_TASK DIRECTIONS_
Using the listing below, count every line that contains the word "Salon"; respond with the count alone.

_PROVIDED INFORMATION_
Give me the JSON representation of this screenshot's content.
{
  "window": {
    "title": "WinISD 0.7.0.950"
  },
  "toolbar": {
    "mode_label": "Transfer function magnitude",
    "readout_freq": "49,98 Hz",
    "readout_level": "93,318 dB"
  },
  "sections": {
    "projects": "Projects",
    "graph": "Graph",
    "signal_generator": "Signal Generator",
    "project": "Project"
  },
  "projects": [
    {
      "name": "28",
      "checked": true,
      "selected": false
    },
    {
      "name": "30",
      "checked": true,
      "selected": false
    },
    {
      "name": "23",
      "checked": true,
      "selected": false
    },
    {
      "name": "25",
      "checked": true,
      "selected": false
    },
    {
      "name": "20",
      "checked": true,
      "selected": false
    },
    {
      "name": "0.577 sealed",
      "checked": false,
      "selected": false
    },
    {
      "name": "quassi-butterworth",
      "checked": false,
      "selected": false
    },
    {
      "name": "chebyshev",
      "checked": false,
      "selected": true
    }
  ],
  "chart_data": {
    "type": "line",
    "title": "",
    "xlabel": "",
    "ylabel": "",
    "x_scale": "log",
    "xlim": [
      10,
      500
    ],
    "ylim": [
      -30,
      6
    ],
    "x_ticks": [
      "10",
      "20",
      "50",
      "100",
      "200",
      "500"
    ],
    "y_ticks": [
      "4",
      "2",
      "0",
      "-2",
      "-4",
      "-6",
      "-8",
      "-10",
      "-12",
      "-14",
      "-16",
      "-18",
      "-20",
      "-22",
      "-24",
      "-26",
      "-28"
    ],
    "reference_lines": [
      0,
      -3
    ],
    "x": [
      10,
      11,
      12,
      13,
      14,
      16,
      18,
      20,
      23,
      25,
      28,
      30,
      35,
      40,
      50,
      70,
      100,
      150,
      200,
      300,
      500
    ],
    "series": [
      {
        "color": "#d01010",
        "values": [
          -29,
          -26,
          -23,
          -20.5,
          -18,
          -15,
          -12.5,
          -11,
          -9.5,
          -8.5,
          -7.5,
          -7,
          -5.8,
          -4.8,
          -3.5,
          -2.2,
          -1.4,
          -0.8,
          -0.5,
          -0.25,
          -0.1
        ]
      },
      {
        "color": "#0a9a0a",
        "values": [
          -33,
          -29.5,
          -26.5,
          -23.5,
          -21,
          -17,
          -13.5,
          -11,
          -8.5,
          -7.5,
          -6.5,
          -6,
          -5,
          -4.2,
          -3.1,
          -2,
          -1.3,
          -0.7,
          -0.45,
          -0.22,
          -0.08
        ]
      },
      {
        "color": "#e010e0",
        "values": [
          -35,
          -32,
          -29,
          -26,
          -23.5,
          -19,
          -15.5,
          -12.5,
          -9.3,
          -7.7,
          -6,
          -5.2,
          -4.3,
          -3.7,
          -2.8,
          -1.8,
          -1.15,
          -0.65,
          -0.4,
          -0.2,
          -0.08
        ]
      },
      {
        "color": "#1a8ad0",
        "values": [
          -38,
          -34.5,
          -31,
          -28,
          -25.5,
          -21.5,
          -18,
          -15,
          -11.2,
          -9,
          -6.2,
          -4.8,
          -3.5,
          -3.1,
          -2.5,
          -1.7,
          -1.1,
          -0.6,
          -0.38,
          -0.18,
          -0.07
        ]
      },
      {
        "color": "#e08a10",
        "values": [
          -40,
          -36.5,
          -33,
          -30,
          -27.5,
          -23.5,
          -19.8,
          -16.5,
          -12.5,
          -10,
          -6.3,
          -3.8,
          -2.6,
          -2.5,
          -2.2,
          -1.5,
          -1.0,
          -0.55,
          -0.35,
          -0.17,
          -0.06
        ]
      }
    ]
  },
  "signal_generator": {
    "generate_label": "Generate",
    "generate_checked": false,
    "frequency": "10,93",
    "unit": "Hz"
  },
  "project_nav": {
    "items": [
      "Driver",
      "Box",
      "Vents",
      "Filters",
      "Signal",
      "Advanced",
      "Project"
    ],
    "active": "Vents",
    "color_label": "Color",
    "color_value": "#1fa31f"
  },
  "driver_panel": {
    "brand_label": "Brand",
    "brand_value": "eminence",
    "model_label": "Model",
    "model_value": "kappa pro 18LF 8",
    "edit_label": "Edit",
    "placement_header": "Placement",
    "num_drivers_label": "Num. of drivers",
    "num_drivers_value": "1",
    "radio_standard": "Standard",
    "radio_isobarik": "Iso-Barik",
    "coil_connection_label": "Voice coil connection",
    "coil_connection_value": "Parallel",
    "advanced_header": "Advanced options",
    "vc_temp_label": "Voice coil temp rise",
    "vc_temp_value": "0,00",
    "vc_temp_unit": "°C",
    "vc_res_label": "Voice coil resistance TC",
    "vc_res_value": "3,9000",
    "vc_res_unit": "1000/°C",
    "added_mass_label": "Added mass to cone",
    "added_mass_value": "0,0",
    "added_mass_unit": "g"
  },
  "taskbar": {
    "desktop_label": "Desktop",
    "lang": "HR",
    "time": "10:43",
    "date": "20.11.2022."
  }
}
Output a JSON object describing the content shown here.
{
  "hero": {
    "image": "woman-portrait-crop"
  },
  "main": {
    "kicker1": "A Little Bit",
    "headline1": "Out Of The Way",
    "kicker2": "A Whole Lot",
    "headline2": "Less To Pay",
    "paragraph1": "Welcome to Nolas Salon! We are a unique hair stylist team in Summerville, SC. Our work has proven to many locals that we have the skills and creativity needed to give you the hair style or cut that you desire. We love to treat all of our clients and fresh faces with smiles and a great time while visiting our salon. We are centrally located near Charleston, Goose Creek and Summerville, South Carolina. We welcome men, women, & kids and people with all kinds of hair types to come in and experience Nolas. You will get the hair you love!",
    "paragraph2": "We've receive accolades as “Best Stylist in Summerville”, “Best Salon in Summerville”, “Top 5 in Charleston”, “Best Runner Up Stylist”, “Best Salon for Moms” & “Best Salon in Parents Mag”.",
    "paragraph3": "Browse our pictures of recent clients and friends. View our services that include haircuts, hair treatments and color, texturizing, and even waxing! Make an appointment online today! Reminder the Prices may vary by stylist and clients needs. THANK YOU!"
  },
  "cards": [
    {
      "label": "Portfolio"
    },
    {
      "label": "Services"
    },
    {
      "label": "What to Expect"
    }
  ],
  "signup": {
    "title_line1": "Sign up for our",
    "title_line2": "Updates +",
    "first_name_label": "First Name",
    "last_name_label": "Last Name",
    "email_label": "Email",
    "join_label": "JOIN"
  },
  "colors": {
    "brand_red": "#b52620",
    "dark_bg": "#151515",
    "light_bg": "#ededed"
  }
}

_FINISHED TASK_
2